Cariuma – This sneaker brand has become one of my favorites after seeing many social media influencers posting about them. I own three pairs. Several friends have also purchased them through my recommendations. When you purchase a pair of sneakers, they plant two trees in the Brazilian rainforest. Their sneakers are consciously made.
Causebox – This curated subscription box is filled with some amazing products from brands that are ethical and sustainable. My first introductory box was only $25 and came with a satin pillowcase, truffle therapy face toner, a beautiful two-toned cardigan, a planner, and reusable zip pouches.
Photo by CAUSEBOX IG
FEED – On a trip to NY several years ago, I discovered their store in Brooklyn (in the heart of DUMBO – that’s Down Under Manhattan Bridge Overpass – it is a really fun area to walk around and shop). I loved that any purchase went toward fighting childhood hunger. I bought a small crossbody bag and some of their bracelets during that visit. This year, I bought myself their Big Carryall, the perfect bag for trips to the Farmers Market, their packable Zip Tote, and some bracelets to give as stocking stuffers. All in all, my purchase represented 50 school meals for children worldwide and in America and the Food Bank for NYC to support the Green Sidewalks Program.
Photo from FEED IG
GT’s Kombucha – Again, I owe my adding kombucha to my daily diet to my daughters. It is an acquired taste so I usually stick to flavors such as Watermelon Wonder, Strawberry Lemonade, and California Citrus. I love the story behind the brand.
Photo by GT’S Kombucha IG
Hooray for Sundays T-Shirt– I purchased this tee for my daughters and myself from Maria Shriver’s website, with 50% of proceeds going toward the Women’s Alzheimer’s Movement. The Hooray For … line was created by Anna Kloots and Amanda Kloots and gives back to various causes.
Hydroflask – As a former user of plastic water bottles, I am a convert to being more environmentally conscious. I love my Hydroflask (although it is a little heavy) because it keeps my water cold and is BPA-free, phthalate-free, and made of stainless steel.
Photo courtesy of Hydroflask IG
I discovered moss wall art at a Farmer’s Market and fell in love with the dimensional aspect of his work. He can do custom work; I had this heart sign and a peace sign designed for my home office.
the little market – I was introduced to them after receiving travel gifts from my daughters. They are a mission-driven non-profit which means that you are supporting income opportunities for artisans and their families. I strongly believe in supporting companies that make a difference and impact. Lauren Conrad and Hannah Skvarla co-founded the company. You may recognize Lauren Conrad’s name from the popular show Laguna Beach.

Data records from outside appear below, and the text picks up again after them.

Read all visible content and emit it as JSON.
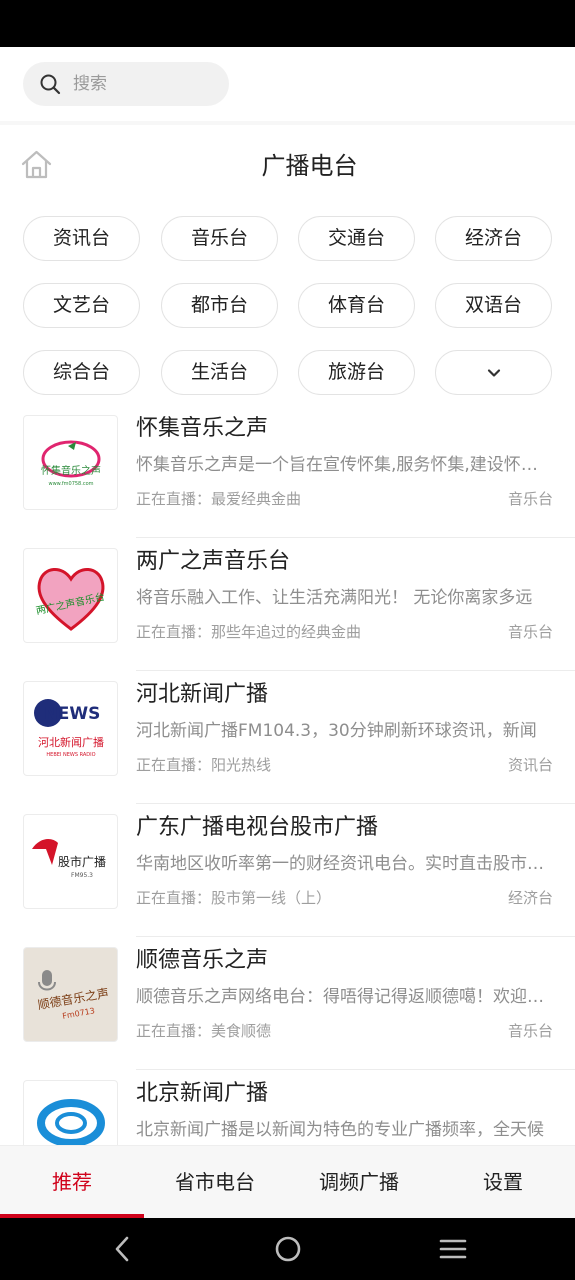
{
  "search": {
    "placeholder": "搜索"
  },
  "header": {
    "title": "广播电台"
  },
  "categories": [
    "资讯台",
    "音乐台",
    "交通台",
    "经济台",
    "文艺台",
    "都市台",
    "体育台",
    "双语台",
    "综合台",
    "生活台",
    "旅游台"
  ],
  "stations": [
    {
      "title": "怀集音乐之声",
      "desc": "怀集音乐之声是一个旨在宣传怀集,服务怀集,建设怀集的电台",
      "live": "正在直播：最爱经典金曲",
      "category": "音乐台",
      "logo_text": "怀集音乐之声",
      "logo_sub": "www.fm0758.com"
    },
    {
      "title": "两广之声音乐台",
      "desc": "将音乐融入工作、让生活充满阳光！ 无论你离家多远",
      "live": "正在直播：那些年追过的经典金曲",
      "category": "音乐台",
      "logo_text": "两广之声音乐台"
    },
    {
      "title": "河北新闻广播",
      "desc": "河北新闻广播FM104.3，30分钟刷新环球资讯，新闻",
      "live": "正在直播：阳光热线",
      "category": "资讯台",
      "logo_text": "NEWS",
      "logo_sub": "河北新闻广播",
      "logo_sub2": "HEBEI NEWS RADIO"
    },
    {
      "title": "广东广播电视台股市广播",
      "desc": "华南地区收听率第一的财经资讯电台。实时直击股市行情",
      "live": "正在直播：股市第一线（上）",
      "category": "经济台",
      "logo_text": "股市广播",
      "logo_sub": "FM95.3"
    },
    {
      "title": "顺德音乐之声",
      "desc": "顺德音乐之声网络电台：得唔得记得返顺德噶！欢迎收听",
      "live": "正在直播：美食顺德",
      "category": "音乐台",
      "logo_text": "顺德音乐之声",
      "logo_sub": "Fm0713"
    },
    {
      "title": "北京新闻广播",
      "desc": "北京新闻广播是以新闻为特色的专业广播频率，全天候",
      "live": "",
      "category": ""
    }
  ],
  "tabs": [
    {
      "label": "推荐",
      "active": true
    },
    {
      "label": "省市电台",
      "active": false
    },
    {
      "label": "调频广播",
      "active": false
    },
    {
      "label": "设置",
      "active": false
    }
  ],
  "colors": {
    "accent": "#d0021b",
    "chip_border": "#e3e3e3",
    "muted_text": "#8e8e8e"
  }
}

Little Words Project – You can custom make your own (my daughter got me the pink agate stone with white blocks last year with my 2020 word). This year, I bought myself the Stone Snowflake in Gold. They also offer a unisex collection.
Mad Hippie – This skincare company is free from parabens, petrochemicals, animal ingredients, GMOs, Phthalates, SLS Synthetic Dye, Perfume PEGs, and Silicone. They donate $1 of every web sale to conservation. I love their Vitamin C serum which I usually purchase from Whole Foods.
Photo from Mad Hippie IG
My Intent Bracelets -I had seen a story about their products five years ago. They take any word, or phrase and hand stamp it on a bracelet (or you can buy the kit and make your own). The premise is that the word you pick inspires or gives you strength. I’ve been buying them for my girlfriends as New Year’s gifts.
Photo by My Intent IG
Omsum – I was introduced to this company in 2020 on the Today Show. They make Asian flavors that you can add to various recipes… my starter box had the Lemongrass BBQ, Thai Larb, + Filipino Sisig, all Vietnamese flavors. Since I do not eat pork, I substituted different proteins, including Impossible™ meat, seafood, or tofu. They’ve added more flavors since I purchased their starter kit, but if you are a fan of Asian flavors, I’d recommend their products.
Voluspa Candles – You will find one of their candles in almost every room in my house. Handcrafted in California, they come in these beautiful reusable containers. Made with locally-sourced ingredients. My daughters and I love the Baltic Amber scent.
Photo by Voluspa Candles IG
What are your favorites?